Critics called these targets a “major disappointment” and “toothless”, warning that they would undermine investment in renewable technologies.
In a later vote, the European parliament – whose verdict is not binding and can be ignored by EU states – seemed to side with these critics. MEPs voted in favour of a framework that would require all nations to generate at least 30% of energy from renewable sources by 2030.
In a written statement to parliament published ahead of this week’s discussions, Davey reaffirmed his intentions to rule out national targets.
However, Nina Skorupska, chief executive of the Renewable Energy Association (REA) warns the government that emissions targets alone will not be enough to deliver the required investment in renewable technology.
“Technology-neutral policy won’t deliver technology-neutral results when the dice are already loaded”, she writes.
“Nuclear and [carbon capture and storage] have an inherent advantage, as these projects are developed by the established energy giants, while most renewable energy companies are independent SMEs. This makes it harder for renewables to compete for investment.”
In another open letter to EU decision makers, the European Renewable Energy Council echoes Skorupska’s sentiments.
The council argues that state-level renewable energy targets would support 568,000 jobs and provide lower energy costs for energy intensive industries.
In a report published last week by consultancy firm EY, the UK fell from fourth to fifth in a ranking of the most attractive countries for renewable energy investment.
The firm said political uncertainty and “mixed signals” led to a decrease in investor confidence and is potentially putting £330 billion of investment at risk.

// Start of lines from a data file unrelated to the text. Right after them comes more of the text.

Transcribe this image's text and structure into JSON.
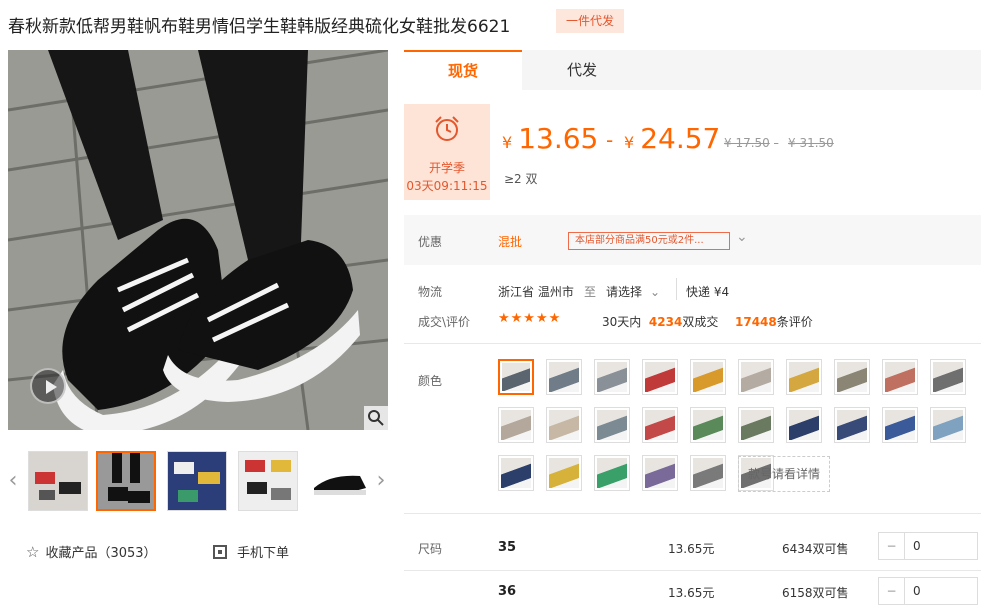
{
  "product": {
    "title": "春秋新款低帮男鞋帆布鞋男情侣学生鞋韩版经典硫化女鞋批发6621",
    "badge": "一件代发"
  },
  "tabs": [
    "现货",
    "代发"
  ],
  "promo": {
    "label": "开学季",
    "countdown": "03天09:11:15",
    "icon": "alarm-clock-icon"
  },
  "price": {
    "currency": "¥",
    "low": "13.65",
    "sep": "-",
    "high": "24.57",
    "old_low": "¥ 17.50",
    "old_sep": "-",
    "old_high": "¥ 31.50",
    "moq": "≥2 双"
  },
  "coupon": {
    "label": "优惠",
    "mix": "混批",
    "text": "本店部分商品满50元或2件...",
    "icon": "chevron-down-icon"
  },
  "logistics": {
    "label": "物流",
    "origin": "浙江省 温州市",
    "to": "至",
    "select": "请选择",
    "express": "快递 ¥4"
  },
  "deals": {
    "label": "成交\\评价",
    "stars": "★★★★★",
    "prefix": "30天内",
    "count": "4234",
    "suffix": "双成交",
    "reviews": "17448",
    "reviews_suffix": "条评价"
  },
  "color_label": "颜色",
  "color_more": "款号请看详情",
  "swatches": [
    "#5a6570",
    "#707c88",
    "#8a9098",
    "#c13a3a",
    "#d89a2a",
    "#b4aca3",
    "#d4a740",
    "#8a8574",
    "#c07060",
    "#6f6f6f",
    "#b3a89b",
    "#c7b8a6",
    "#7c8a94",
    "#c34848",
    "#5a8a5a",
    "#6a7a60",
    "#2c3e6a",
    "#384a78",
    "#3a5a9a",
    "#7fa2c0",
    "#2c3e6a",
    "#d6b23a",
    "#3aa06a",
    "#7a6a9a",
    "#7a7a7a",
    "#6f6f6f"
  ],
  "sizes": [
    {
      "label": "尺码",
      "size": "35",
      "price": "13.65元",
      "stock": "6434双可售",
      "qty": "0"
    },
    {
      "label": "",
      "size": "36",
      "price": "13.65元",
      "stock": "6158双可售",
      "qty": "0"
    }
  ],
  "favorite": {
    "icon": "star-outline-icon",
    "text": "收藏产品（3053）"
  },
  "mobile": {
    "icon": "qrcode-icon",
    "text": "手机下单"
  },
  "nav": {
    "prev": "‹",
    "next": "›"
  },
  "zoom_icon": "magnifier-icon",
  "play_icon": "play-icon"
}
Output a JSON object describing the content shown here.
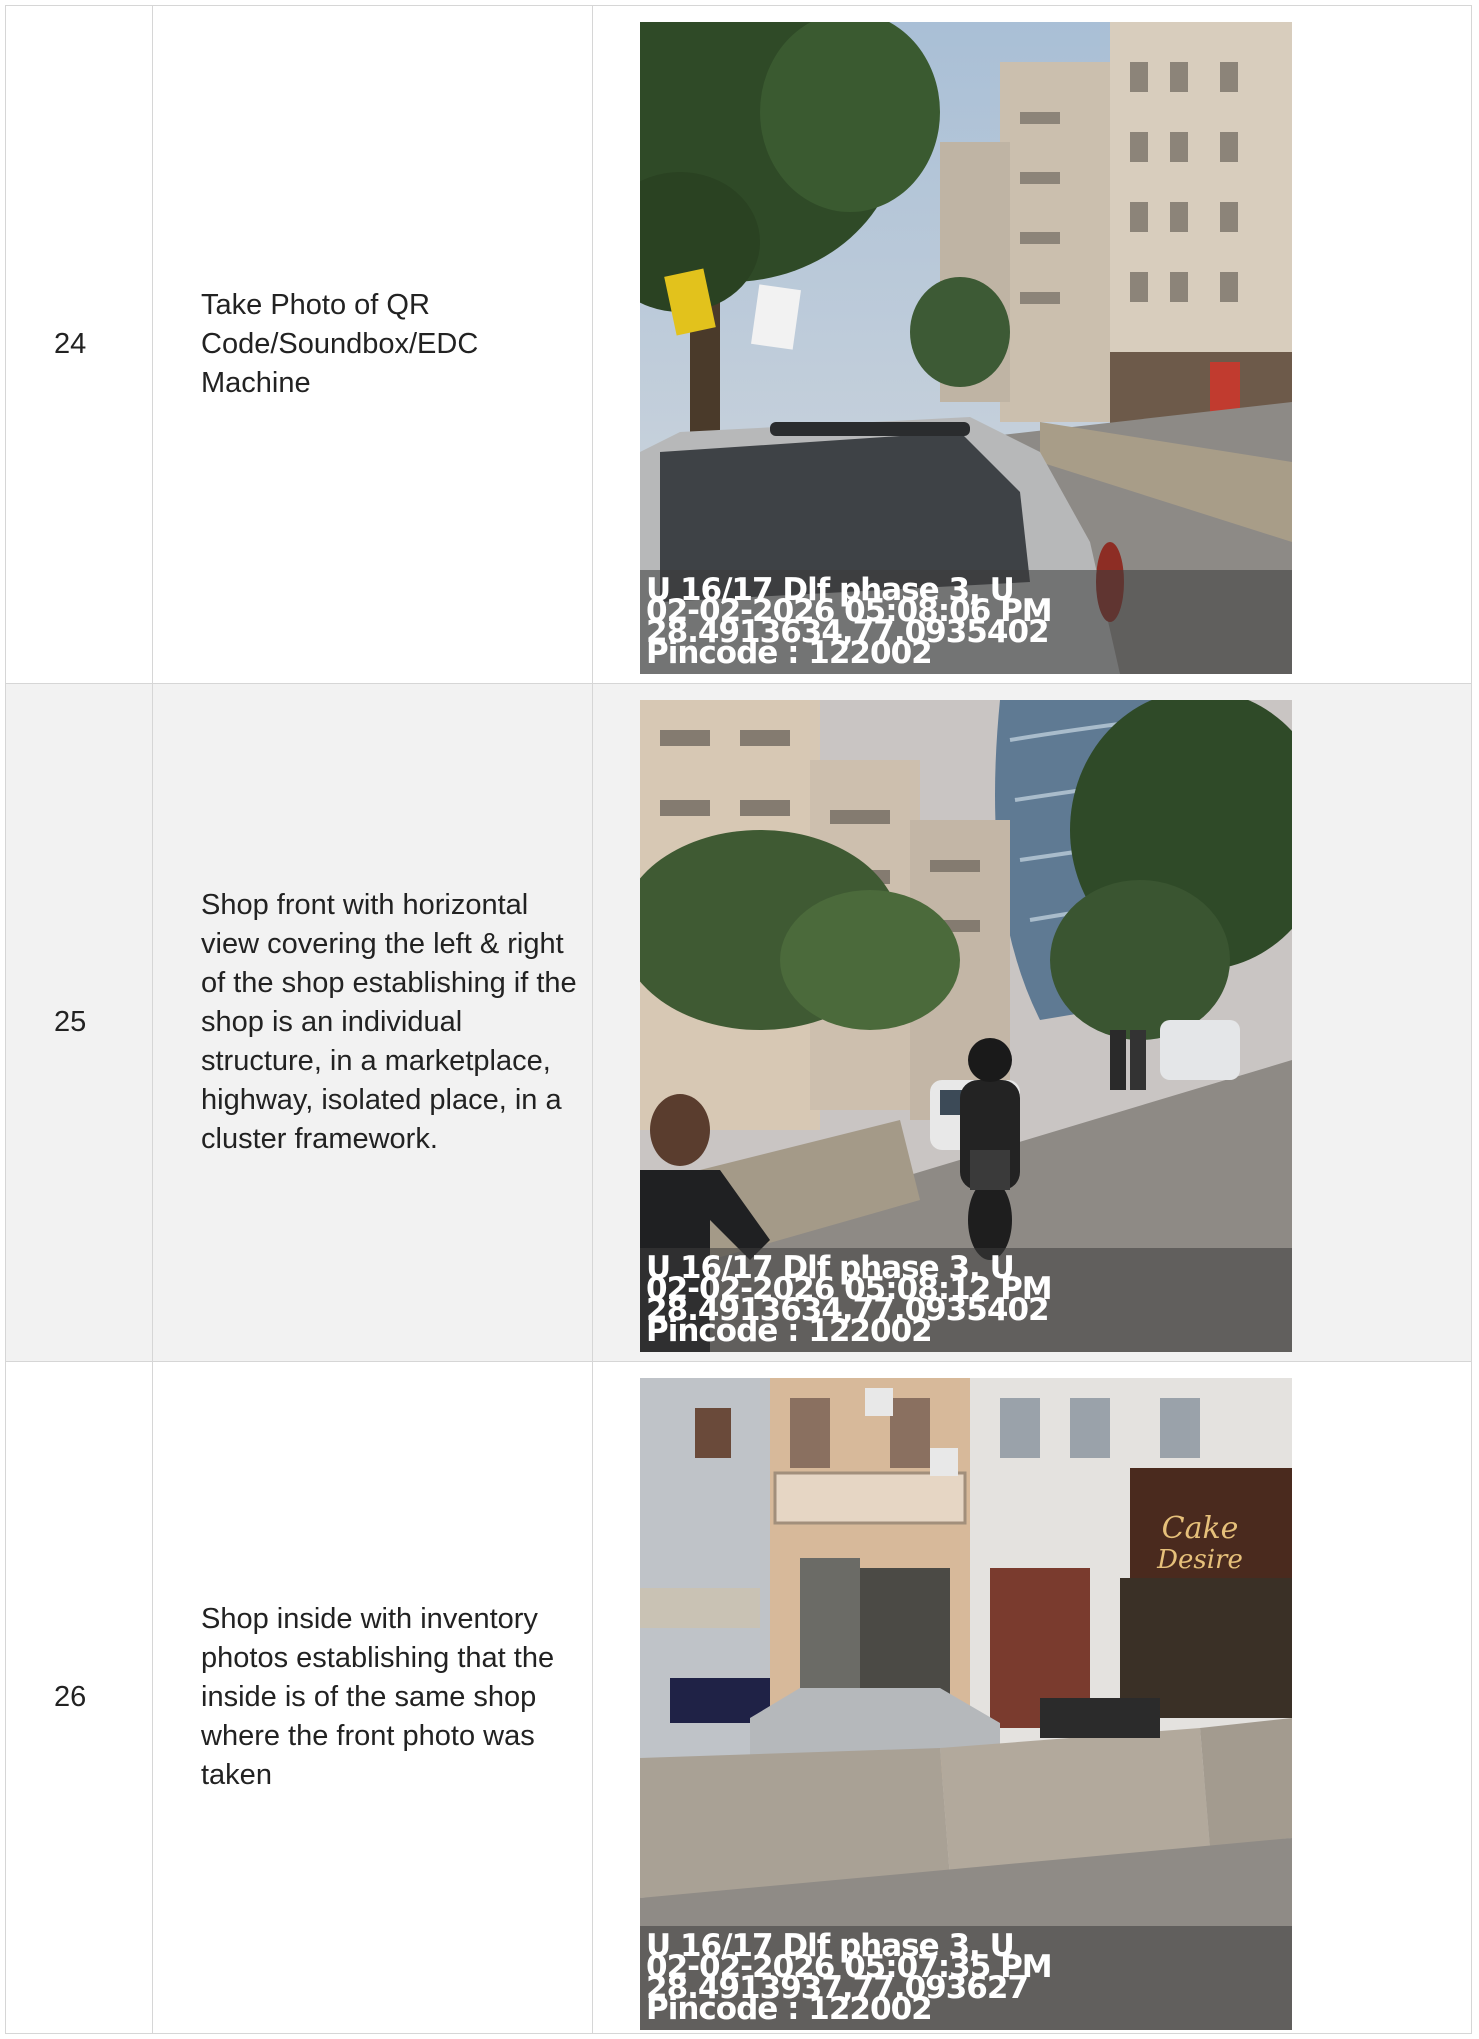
{
  "rows": [
    {
      "number": "24",
      "description": "Take Photo of QR Code/Soundbox/EDC Machine",
      "photo": {
        "scene": "street-with-car",
        "stamp_line1": "U 16/17 Dlf phase 3, U",
        "stamp_line2": "02-02-2026 05:08:06 PM",
        "stamp_line3": "28.4913634,77.0935402",
        "stamp_line4": "Pincode : 122002"
      }
    },
    {
      "number": "25",
      "description": "Shop front with horizontal view covering the left & right of the shop establishing if the shop is an individual structure, in a marketplace, highway, isolated place, in a cluster framework.",
      "photo": {
        "scene": "street-with-motorcycle",
        "stamp_line1": "U 16/17 Dlf phase 3, U",
        "stamp_line2": "02-02-2026 05:08:12 PM",
        "stamp_line3": "28.4913634,77.0935402",
        "stamp_line4": "Pincode : 122002"
      }
    },
    {
      "number": "26",
      "description": "Shop inside with inventory photos establishing that the inside is of the same shop where the front photo was taken",
      "photo": {
        "scene": "shopfront-with-barrier",
        "stamp_line1": "U 16/17 Dlf phase 3, U",
        "stamp_line2": "02-02-2026 05:07:35 PM",
        "stamp_line3": "28.4913937,77.093627",
        "stamp_line4": "Pincode : 122002"
      }
    }
  ]
}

Skorupska adds in her letter to ministers, “For affordable green energy in the 2020s and beyond, we need a renewables-first approach to 2030, with CCS and nuclear filling in the gaps renewables can’t fill yet.”